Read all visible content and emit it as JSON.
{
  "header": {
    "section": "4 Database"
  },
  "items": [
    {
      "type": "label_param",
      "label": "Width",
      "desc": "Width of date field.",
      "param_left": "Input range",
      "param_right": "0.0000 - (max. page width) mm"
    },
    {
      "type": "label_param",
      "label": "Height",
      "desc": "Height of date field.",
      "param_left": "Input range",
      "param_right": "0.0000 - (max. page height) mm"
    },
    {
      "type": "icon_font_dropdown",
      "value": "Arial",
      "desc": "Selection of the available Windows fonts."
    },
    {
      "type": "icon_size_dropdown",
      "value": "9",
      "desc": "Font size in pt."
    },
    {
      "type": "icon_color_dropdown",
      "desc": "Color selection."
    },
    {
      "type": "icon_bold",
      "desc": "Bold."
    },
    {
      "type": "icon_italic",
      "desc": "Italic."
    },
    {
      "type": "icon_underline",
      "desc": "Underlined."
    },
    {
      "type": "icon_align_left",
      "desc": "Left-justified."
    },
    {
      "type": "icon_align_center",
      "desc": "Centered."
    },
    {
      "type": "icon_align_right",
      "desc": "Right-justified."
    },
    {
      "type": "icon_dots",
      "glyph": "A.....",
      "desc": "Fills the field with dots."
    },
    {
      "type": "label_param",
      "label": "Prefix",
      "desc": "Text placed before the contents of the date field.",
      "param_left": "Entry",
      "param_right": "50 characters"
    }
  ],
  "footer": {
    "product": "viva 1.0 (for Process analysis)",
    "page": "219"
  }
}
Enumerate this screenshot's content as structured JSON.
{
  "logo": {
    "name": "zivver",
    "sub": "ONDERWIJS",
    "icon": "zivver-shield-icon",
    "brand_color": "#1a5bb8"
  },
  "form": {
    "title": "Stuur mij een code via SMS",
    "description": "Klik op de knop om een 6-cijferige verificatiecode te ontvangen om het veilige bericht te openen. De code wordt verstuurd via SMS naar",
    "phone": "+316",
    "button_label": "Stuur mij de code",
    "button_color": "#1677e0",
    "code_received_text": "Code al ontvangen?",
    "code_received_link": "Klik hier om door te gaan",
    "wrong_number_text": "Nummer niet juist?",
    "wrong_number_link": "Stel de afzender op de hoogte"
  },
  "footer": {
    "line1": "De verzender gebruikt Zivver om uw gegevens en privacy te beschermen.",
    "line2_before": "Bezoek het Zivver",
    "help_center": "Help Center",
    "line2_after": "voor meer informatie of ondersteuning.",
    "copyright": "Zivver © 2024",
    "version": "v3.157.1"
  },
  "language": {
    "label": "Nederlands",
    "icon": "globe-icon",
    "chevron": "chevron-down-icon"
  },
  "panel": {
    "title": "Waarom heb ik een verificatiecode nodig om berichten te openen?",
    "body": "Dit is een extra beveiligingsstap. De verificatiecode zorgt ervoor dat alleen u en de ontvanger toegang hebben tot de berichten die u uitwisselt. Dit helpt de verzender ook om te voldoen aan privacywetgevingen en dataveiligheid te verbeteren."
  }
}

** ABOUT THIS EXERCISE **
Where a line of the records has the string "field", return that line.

** WRITTEN REPLY **
      "desc": "Width of date field.",
      "desc": "Height of date field.",
      "desc": "Fills the field with dots."
      "desc": "Text placed before the contents of the date field.",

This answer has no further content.